Problem details - Copy each line of the entries below that contains the string "this".

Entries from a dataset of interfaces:
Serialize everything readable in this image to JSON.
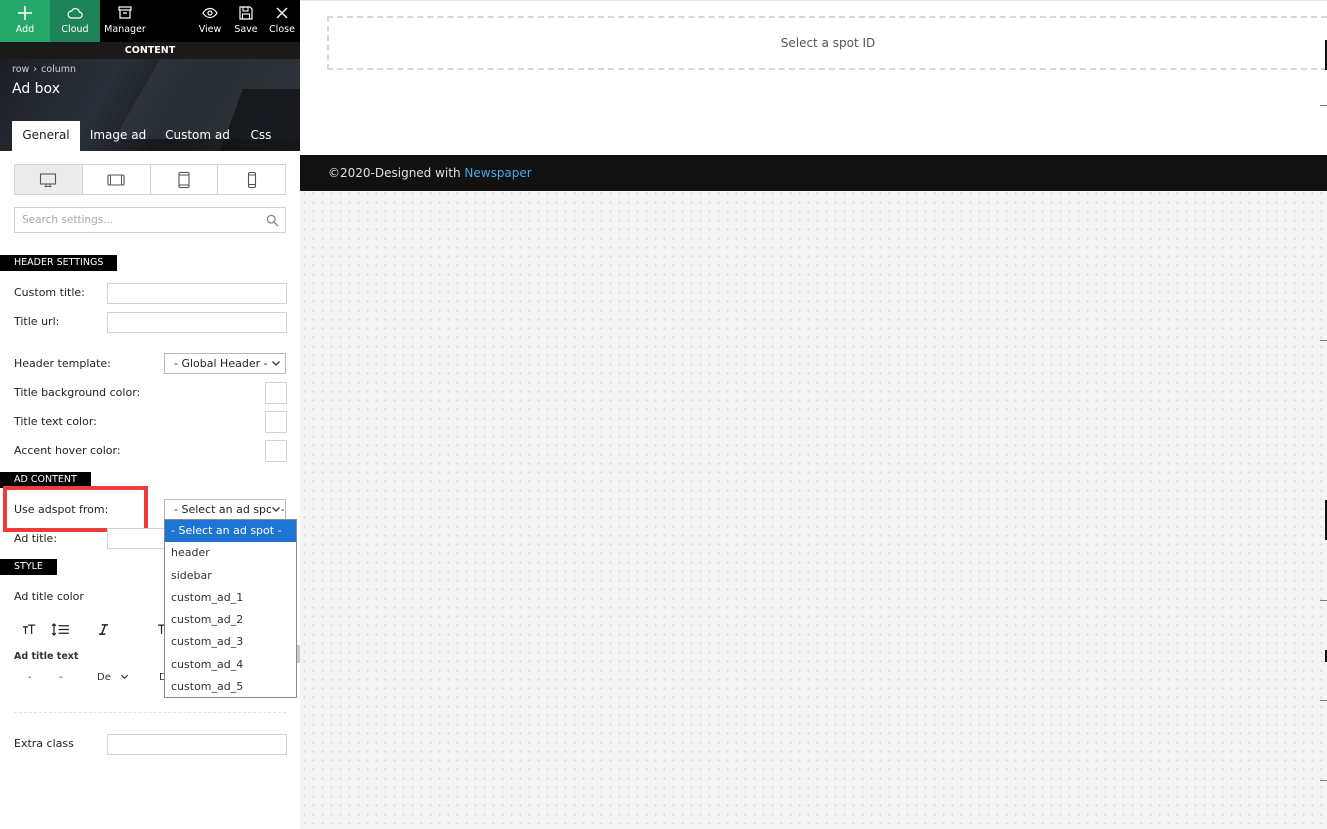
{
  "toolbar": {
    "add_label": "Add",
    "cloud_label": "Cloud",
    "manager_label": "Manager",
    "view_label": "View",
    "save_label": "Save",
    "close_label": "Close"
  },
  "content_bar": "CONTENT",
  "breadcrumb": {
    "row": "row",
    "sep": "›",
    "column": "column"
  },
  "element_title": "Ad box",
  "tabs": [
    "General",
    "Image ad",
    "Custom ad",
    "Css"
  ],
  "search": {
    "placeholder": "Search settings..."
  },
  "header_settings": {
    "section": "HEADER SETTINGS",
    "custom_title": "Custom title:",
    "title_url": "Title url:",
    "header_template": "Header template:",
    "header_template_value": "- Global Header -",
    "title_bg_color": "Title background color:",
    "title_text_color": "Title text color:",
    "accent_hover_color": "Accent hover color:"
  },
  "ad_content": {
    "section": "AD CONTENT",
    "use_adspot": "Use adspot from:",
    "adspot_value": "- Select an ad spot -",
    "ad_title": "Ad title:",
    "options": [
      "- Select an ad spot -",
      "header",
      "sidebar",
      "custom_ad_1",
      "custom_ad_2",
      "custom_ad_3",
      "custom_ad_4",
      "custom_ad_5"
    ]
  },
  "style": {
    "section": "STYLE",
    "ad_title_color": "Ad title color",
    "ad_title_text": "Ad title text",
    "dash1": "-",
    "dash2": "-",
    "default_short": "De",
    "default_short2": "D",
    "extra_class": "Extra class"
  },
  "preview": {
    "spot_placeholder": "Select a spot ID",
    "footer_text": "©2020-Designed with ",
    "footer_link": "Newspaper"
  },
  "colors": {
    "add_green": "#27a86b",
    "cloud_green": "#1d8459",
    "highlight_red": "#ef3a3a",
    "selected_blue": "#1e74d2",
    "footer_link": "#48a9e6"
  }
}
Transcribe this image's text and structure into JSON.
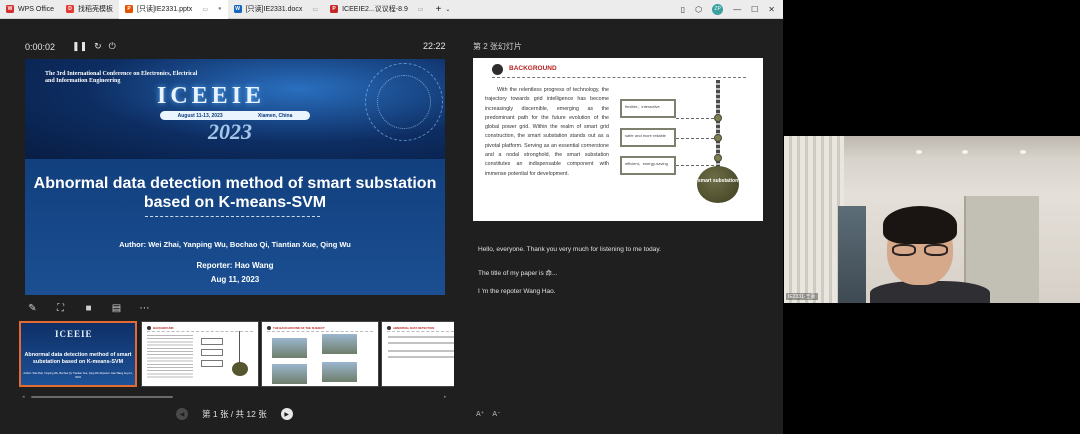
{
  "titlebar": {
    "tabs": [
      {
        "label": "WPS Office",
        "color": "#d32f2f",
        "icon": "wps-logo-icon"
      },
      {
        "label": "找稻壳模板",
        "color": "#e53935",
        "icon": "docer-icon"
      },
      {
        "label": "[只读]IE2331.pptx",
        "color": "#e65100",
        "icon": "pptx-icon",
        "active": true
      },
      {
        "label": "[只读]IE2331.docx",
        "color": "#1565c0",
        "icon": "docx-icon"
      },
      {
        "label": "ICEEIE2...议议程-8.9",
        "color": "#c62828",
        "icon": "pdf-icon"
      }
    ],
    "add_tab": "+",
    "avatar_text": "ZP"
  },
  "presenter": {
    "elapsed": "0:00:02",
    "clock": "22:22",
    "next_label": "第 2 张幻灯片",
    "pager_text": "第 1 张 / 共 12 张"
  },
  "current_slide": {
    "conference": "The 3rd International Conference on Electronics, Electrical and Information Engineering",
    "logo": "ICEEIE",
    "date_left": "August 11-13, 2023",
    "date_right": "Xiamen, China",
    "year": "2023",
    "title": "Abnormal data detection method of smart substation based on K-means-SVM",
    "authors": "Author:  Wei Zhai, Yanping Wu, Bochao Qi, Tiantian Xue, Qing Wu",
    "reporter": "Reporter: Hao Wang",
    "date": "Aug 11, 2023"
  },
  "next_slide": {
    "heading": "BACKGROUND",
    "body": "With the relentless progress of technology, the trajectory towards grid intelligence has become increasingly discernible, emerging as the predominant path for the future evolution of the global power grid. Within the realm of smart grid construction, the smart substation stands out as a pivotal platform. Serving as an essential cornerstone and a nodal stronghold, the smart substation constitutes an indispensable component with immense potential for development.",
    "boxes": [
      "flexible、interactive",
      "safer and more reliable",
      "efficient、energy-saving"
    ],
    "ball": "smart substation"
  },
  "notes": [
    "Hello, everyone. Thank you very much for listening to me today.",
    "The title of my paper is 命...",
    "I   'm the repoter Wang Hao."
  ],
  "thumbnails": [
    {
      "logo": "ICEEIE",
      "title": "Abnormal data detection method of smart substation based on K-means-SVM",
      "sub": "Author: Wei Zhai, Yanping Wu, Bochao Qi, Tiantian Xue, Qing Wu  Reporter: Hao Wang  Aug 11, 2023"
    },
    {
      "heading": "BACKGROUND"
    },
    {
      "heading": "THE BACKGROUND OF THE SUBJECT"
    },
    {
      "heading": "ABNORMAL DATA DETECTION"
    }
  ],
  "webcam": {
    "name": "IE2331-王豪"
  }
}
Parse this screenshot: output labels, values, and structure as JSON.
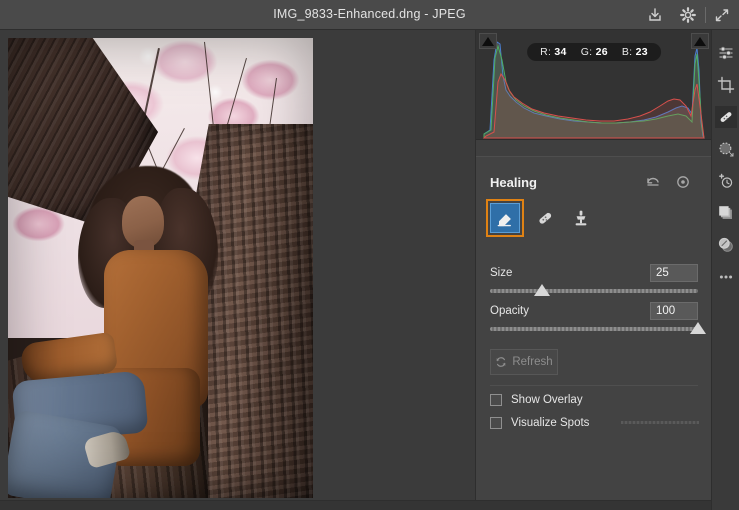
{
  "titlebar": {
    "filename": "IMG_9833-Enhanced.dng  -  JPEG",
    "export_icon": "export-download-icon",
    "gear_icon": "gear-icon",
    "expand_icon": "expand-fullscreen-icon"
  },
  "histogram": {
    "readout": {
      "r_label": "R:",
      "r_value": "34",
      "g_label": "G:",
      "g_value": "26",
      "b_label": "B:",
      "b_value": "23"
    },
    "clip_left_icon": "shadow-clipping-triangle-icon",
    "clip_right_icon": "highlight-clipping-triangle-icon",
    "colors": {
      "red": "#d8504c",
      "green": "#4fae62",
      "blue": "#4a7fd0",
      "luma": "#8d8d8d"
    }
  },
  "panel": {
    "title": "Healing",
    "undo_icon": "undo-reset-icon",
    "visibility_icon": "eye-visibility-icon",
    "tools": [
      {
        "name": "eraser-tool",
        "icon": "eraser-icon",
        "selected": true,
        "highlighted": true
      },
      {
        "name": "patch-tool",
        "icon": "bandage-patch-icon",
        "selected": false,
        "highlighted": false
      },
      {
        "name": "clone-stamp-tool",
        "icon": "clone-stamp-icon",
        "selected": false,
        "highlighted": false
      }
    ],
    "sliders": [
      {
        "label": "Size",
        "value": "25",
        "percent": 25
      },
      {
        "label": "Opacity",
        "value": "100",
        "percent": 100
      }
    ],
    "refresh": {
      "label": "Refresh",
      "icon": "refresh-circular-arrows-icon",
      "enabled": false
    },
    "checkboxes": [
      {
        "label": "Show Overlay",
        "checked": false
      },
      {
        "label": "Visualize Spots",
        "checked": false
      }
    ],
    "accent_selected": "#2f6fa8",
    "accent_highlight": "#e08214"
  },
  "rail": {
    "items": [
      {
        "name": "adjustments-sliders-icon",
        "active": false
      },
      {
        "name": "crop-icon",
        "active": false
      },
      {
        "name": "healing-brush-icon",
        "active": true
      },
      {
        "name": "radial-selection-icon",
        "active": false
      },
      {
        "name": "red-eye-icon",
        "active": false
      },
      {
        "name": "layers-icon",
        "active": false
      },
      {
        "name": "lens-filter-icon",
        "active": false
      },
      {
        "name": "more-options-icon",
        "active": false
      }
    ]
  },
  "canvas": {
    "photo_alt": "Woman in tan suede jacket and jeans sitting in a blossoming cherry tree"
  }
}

Written response -
Serialize everything readable in this image to JSON.
Transcribe this image's text and structure into JSON.
Parse this screenshot: output labels, values, and structure as JSON.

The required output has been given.